Originally posted on eSchool News on November 26th, 2020.
Using the right approach, along with an SEL program, could help teenagers become more transparent with their mental health
Despite what kids believe, their main support system is not within their friendships. As a parent or counselor, you can allow them to believe their friends are their support providers. However, their fellow 14-year-old friends are not equipped with the maturity and understanding to help them with the big problems. Kids need a sounding board–a connection with their family to help them with feelings of depression, anxiety, fear of failure, and other related concerns.
In recognition of Mental Health Awareness Week our CEO, Robin Glenn shares her own, personal, observations of remote learning during the time of COVID-19. Very few of us are untouched by current events and we all have stories just like hers.
This is my 20th year writing pieces in recognition of Mental Health Awareness. Each year I write about the harsh statistics, I raise awareness, and I try in perpetuity to validate the feelings and concerns of all humans.
This year is different. This year is different in a million macro and micro ways…for all people.
Originally posted on Thrive Global.
The issues affecting kids are not just COVID-19 and remote learning, but political unrest, social media, financial duress, and other interrelated issues.
Whether you’re starting the year in the classroom or remotely, here are some tips for engaging your students as they complete social and emotional curriculum. Knowing exactly what to say can be tough – we’ve been there!
Here are our Do’s/Asks/Do not’s built upon 25+ years of real-world experience working with teens.
- Praise their efforts
- Use specifics from their writing to support them
- Encourage them to spend time on themselves
- Let them know that they are worth it, they are worth their own time.
- Let them know they are brave
- Tell them you appreciate their stories
- Tell them you value their perspective
- Tell them you learned new things about them
- Use empathy
- Keep in mind that many of your students have never had conversations like this and this may be uncomfortable for them

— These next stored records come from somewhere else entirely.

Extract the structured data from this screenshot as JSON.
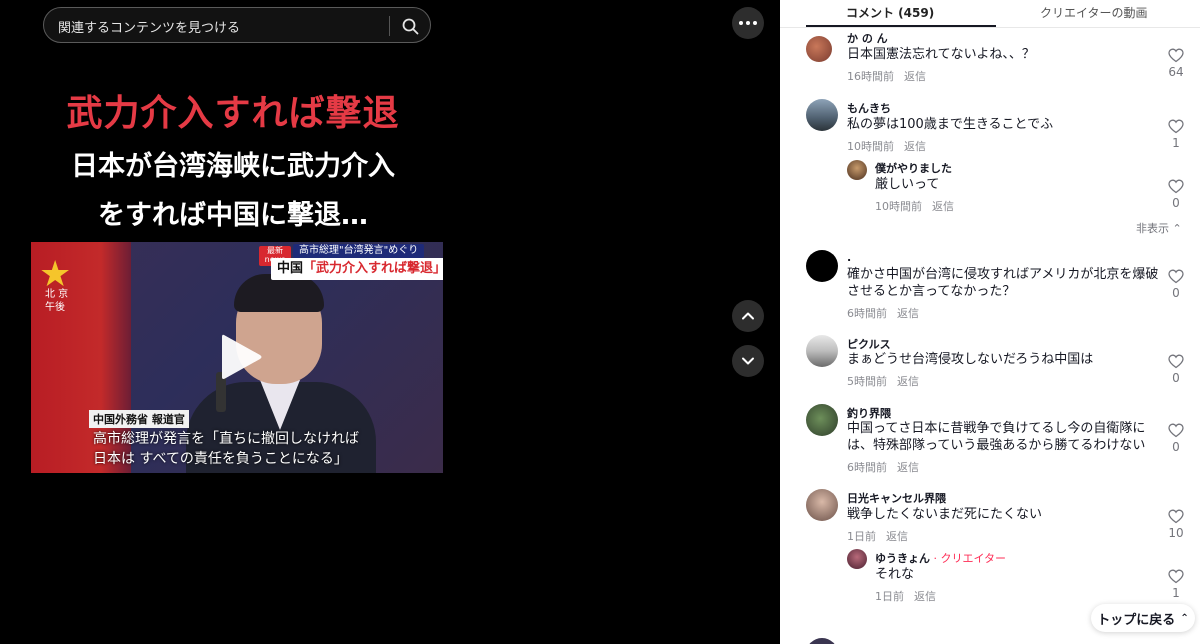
{
  "search": {
    "placeholder": "関連するコンテンツを見つける"
  },
  "video": {
    "caption_red": "武力介入すれば撃退",
    "caption_line1": "日本が台湾海峡に武力介入",
    "caption_line2": "をすれば中国に撃退…",
    "frame": {
      "location_line1": "北 京",
      "location_line2": "午後",
      "news_badge": "最新 news",
      "news_top": "高市総理\"台湾発言\"めぐり",
      "news_main_prefix": "中国",
      "news_main_quote": "「武力介入すれば撃退」",
      "lower_title": "中国外務省 報道官",
      "lower_line1": "高市総理が発言を「直ちに撤回しなければ",
      "lower_line2": "日本は すべての責任を負うことになる」"
    }
  },
  "tabs": {
    "comments": "コメント (459)",
    "creator": "クリエイターの動画"
  },
  "comments": [
    {
      "user": "か の ん",
      "text": "日本国憲法忘れてないよね、、？",
      "time": "16時間前",
      "reply": "返信",
      "likes": "64"
    },
    {
      "user": "もんきち",
      "text": "私の夢は100歳まで生きることでふ",
      "time": "10時間前",
      "reply": "返信",
      "likes": "1"
    },
    {
      "user": "僕がやりました",
      "text": "厳しいって",
      "time": "10時間前",
      "reply": "返信",
      "likes": "0"
    },
    {
      "user": ".",
      "text": "確かさ中国が台湾に侵攻すればアメリカが北京を爆破",
      "text2": "させるとか言ってなかった？",
      "time": "6時間前",
      "reply": "返信",
      "likes": "0"
    },
    {
      "user": "ピクルス",
      "text": "まぁどうせ台湾侵攻しないだろうね中国は",
      "time": "5時間前",
      "reply": "返信",
      "likes": "0"
    },
    {
      "user": "釣り界隈",
      "text": "中国ってさ日本に昔戦争で負けてるし今の自衛隊に",
      "text2": "は、特殊部隊っていう最強あるから勝てるわけない",
      "time": "6時間前",
      "reply": "返信",
      "likes": "0"
    },
    {
      "user": "日光キャンセル界隈",
      "text": "戦争したくないまだ死にたくない",
      "time": "1日前",
      "reply": "返信",
      "likes": "10"
    },
    {
      "user": "ゆうきょん",
      "creator_tag": " · クリエイター",
      "text": "それな",
      "time": "1日前",
      "reply": "返信",
      "likes": "1"
    }
  ],
  "hide_replies": "非表示",
  "back_to_top": "トップに戻る",
  "colors": {
    "accent": "#fe2c55",
    "caption_red": "#e53a45",
    "video_bg": "#000000"
  }
}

- Keep in mind cultural differences and respect the boundaries of their beliefs and family practices
- Understand they are doing the best they can- every student makes decisions because of the things they are going through, many of these things we cannot begin to understand
- Ask them how the module went for them
- Ask them what they enjoyed
- Ask them what they learned about themselves
- Ask them to select the highlights of the course that made the biggest impact
- Ask them for their ideas beyond the courses’ completion
- Ask them if they learned something new about someone they care for
- Ask them if something surprised them
- Ask them if they need support
- Use BASE Education as a punishment – it is a tool to learn
- Criticize their responses- this is hard stuff for many of them
- Give suggestions for their answers
- Judge their answers
- Challenge their truth
- Make them take a module if they do not want to
SEL, or social and emotional learning, is essential, but its definition may not be easy to pinpoint. In the past, education centered around academic achievement – give students information and expect them to remember it. But times have changed. Our understanding of human beings has changed. And as a result, what we teach in school has, and still needs to, change. Enter Social Emotional Learning.
Friends mean a lot to the teens in your school. In fact, peer relationships are so important they are often referred to as the second family. And yet peer relationships can often be harmful in the life of a teen. Poor or dangerous relationships can lead to risky behavior, substance abuse, truancy, and worse. For teens, having the right friends can have a huge impact on where life leads. Continue Reading
Tylor blamed herself for everything wrong in her life and saw no hope for her future. She’d never been in trouble before, but she’d just gotten caught bringing marijuana to school and was suspended. As a result, she felt like everyone was disappointed in her, and she felt like she had irrevocably ruined all her dreams and plans for the future. She sat in suspension alone in her pain, seeing no way to recover. She blamed herself for everything wrong in her life. When she left school that day, she went into her basement and took her life. Protective factors could have made a difference in her story, and they can make a difference in your teens’ too.
Tylor’s story is not unique. Every day teenagers across the nation die by suicide, teens who should have lived and prospered, teens who deserved to be happy. Their deaths, these tragedies, impact families and communities forever. And whether anyone in your school has taken their life or not, you can be sure that suicide has had some impact on your teens one way or another. Continue Reading
On July 9, 2017, a group of five Florida teens, aged fourteen to nineteen, watched a man drown. They did not call for help. They did not try and assist him. In fact, the teens recorded the man’s final moments, taunted and mocked him as he struggled to stay afloat, and then posted the video of his death on YouTube. (CNN reported on the story.) And though this story speaks to many issues, one thing is certain. These teens lacked empathy. Continue Reading